Kötting's second feature, This Filthy Earth (2001), was loosely adapted from Émile Zola's novel La Terre, the film is set in a rural community somewhere and sometime in the north of England. Kötting summed up his aim as "trying to show the landscape in its full beauty and brutality". Since then he has completed Mapping Perception (2002), a short 'science, film and art project' inspired by his daughter Eden. Kötting still sees himself as essentially a performance artist. "Even to this day," he says, "I wouldn't think of myself as a feature film-maker. I'm just making longer pieces of work."
Most recently Kötting has returned to working within the gallery context see his In the Wake of a Deadad . www.deadad.info a piece of work which led to his being shortlisted for the Derek Jarman Award 2008.
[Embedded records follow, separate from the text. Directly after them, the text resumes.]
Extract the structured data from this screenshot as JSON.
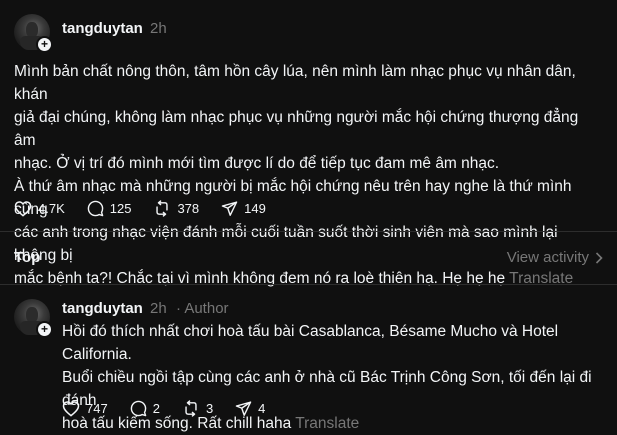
{
  "post": {
    "username": "tangduytan",
    "time": "2h",
    "text": "Mình bản chất nông thôn, tâm hồn cây lúa, nên mình làm nhạc phục vụ nhân dân, khán\ngiả đại chúng, không làm nhạc phục vụ những người mắc hội chứng thượng đẳng âm\nnhạc. Ở vị trí đó mình mới tìm được lí do để tiếp tục đam mê âm nhạc.\nÀ thứ âm nhạc mà những người bị mắc hội chứng nêu trên hay nghe là thứ mình cùng\ncác anh trong nhạc viện đánh mỗi cuối tuần suốt thời sinh viên mà sao mình lại không bị\nmắc bệnh ta?! Chắc tại vì mình không đem nó ra loè thiên hạ. Hẹ hẹ hẹ",
    "translate": "Translate",
    "likes": "4.7K",
    "comments": "125",
    "reposts": "378",
    "shares": "149"
  },
  "sort": {
    "label": "Top",
    "view_activity": "View activity"
  },
  "reply": {
    "username": "tangduytan",
    "time": "2h",
    "author_label": "· Author",
    "text": "Hồi đó thích nhất chơi hoà tấu bài Casablanca, Bésame Mucho và Hotel California.\nBuổi chiều ngồi tập cùng các anh ở nhà cũ Bác Trịnh Công Sơn, tối đến lại đi đánh\nhoà tấu kiếm sống. Rất chill haha",
    "translate": "Translate",
    "likes": "747",
    "comments": "2",
    "reposts": "3",
    "shares": "4"
  },
  "colors": {
    "background": "#101010",
    "text": "#f3f5f7",
    "muted": "#777777",
    "divider": "#2d2d2d"
  }
}
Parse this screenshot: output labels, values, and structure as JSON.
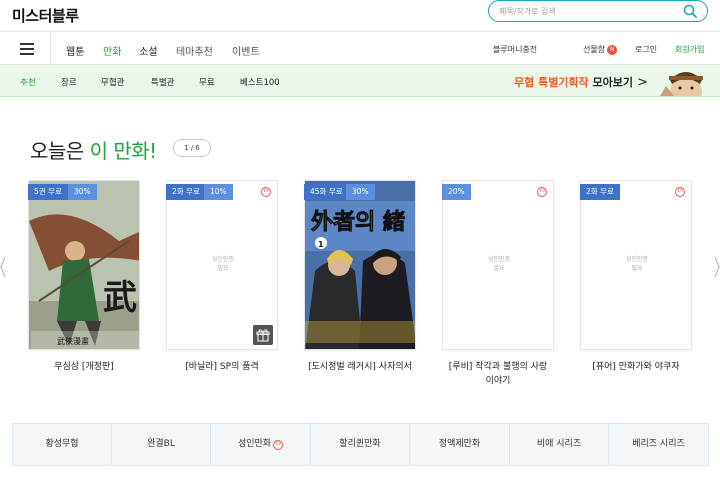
{
  "header": {
    "logo": "미스터블루",
    "search_placeholder": "제목/작가로 검색"
  },
  "nav": {
    "tabs": [
      "웹툰",
      "만화",
      "소설",
      "테마추천",
      "이벤트"
    ],
    "active_tab": "만화",
    "right": {
      "charge": "블루머니충전",
      "gift": "선물함",
      "gift_badge": "N",
      "login": "로그인",
      "join": "회원가입"
    }
  },
  "subnav": {
    "tabs": [
      "추천",
      "장르",
      "무협관",
      "특별관",
      "무료",
      "베스트100"
    ],
    "active_tab": "추천",
    "promo_highlight": "무협 특별기획작",
    "promo_text": "모아보기",
    "promo_arrow": ">"
  },
  "section": {
    "title_prefix": "오늘은",
    "title_highlight": "이 만화!",
    "pager": "1 / 6"
  },
  "cards": [
    {
      "free": "5권 무료",
      "discount": "30%",
      "title": "무심삼 [개정판]",
      "adult": false,
      "cover_text": "武",
      "cover_sub": "武俠漫畫"
    },
    {
      "free": "2화 무료",
      "discount": "10%",
      "title": "[바닐라] SP의 품격",
      "adult": true,
      "adult_msg": [
        "성인인증",
        "필요"
      ],
      "age": "19",
      "gift": true
    },
    {
      "free": "45화 무료",
      "discount": "30%",
      "title": "[도시정벌 레거시] 사자의서",
      "adult": false,
      "cover_text": "外者의 緒",
      "cover_volume": "1"
    },
    {
      "free": "",
      "discount": "20%",
      "title_lines": [
        "[루비] 착각과 불행의 사랑",
        "이야기"
      ],
      "adult": true,
      "adult_msg": [
        "성인인증",
        "필요"
      ],
      "age": "19"
    },
    {
      "free": "2화 무료",
      "discount": "",
      "title": "[퓨어] 만화가와 야쿠자",
      "adult": true,
      "adult_msg": [
        "성인인증",
        "필요"
      ],
      "age": "19"
    }
  ],
  "categories": [
    {
      "label": "황성무협"
    },
    {
      "label": "완결BL"
    },
    {
      "label": "성인만화",
      "age": "19"
    },
    {
      "label": "할리퀸만화"
    },
    {
      "label": "정액제만화"
    },
    {
      "label": "비애 시리즈"
    },
    {
      "label": "베리즈 시리즈"
    }
  ],
  "colors": {
    "accent_green": "#1f9a3a",
    "search_border": "#18a6b8",
    "tag_blue": "#3d72c8",
    "promo_orange": "#e8602a"
  }
}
His most recent film is Ivul, screened at the 53rd London Film Festival in 2009, is set in Switzerland and the Pyrenees. Alex Ivul (Jacob Auzanneau) is the boy in a family of three sisters, a Russian father (Jean-Luc Bideau) and mother (Aurelia Petit). Alex is close elder sis Freya (Adélaïde Leroux), who is about to leave for Russia. They play taboo games before she leave and when his father finds out he banishes him to the trees by declaring that he should not set foot on the floor again. Alex takes this command literally. In very brief terms, the core themes examine family relationships and his father's dynamic. The film was released through Artificial Eye in June 2010.
In July 2010, Kötting was one of two directors in residence at the La Rochelle International Film Festival in South West France, creating work and collaborating with the photographer artist Sebastian Edge, using his self-built camera in the 19th Century process and his Darkvan, a Transit van Sebastian converted into a mobile darkroom.
Early Works (1980),
Forgive Me (1983),
Klipperty Klopp (1984),
Anvil Head the Hun (1986),
Self Heal (1987),
Erik and Ingrid (1988),
Jäckofalltrades masterofnône inalandofman eâtingtrees (1988) Performance,
Hub Bub in the Baöbabs (1989),
Hoi Polloi (1990),
H.B. 1829 (His Badblood) (1991),
Diddyköy (1992) A film by Nick Gordon Smith and Andrew Kötting,
Smart Alek (1993),
Festival of Brent (1993),
Gallivant the Pilot (1994),
Là Bas (down there) (1994),
Donkeyhead (1998) A film by Andrew Lindsay and Andrew Kötting,
Kingdom Protista (2000),
This Filthy Earth (2001),
Mapping Perception (2002),
Nucleus Ambiguous (2002),
Too G. (2002),
The Wake of a Deadad (2006),
Louyre: This Our Still Life (2011),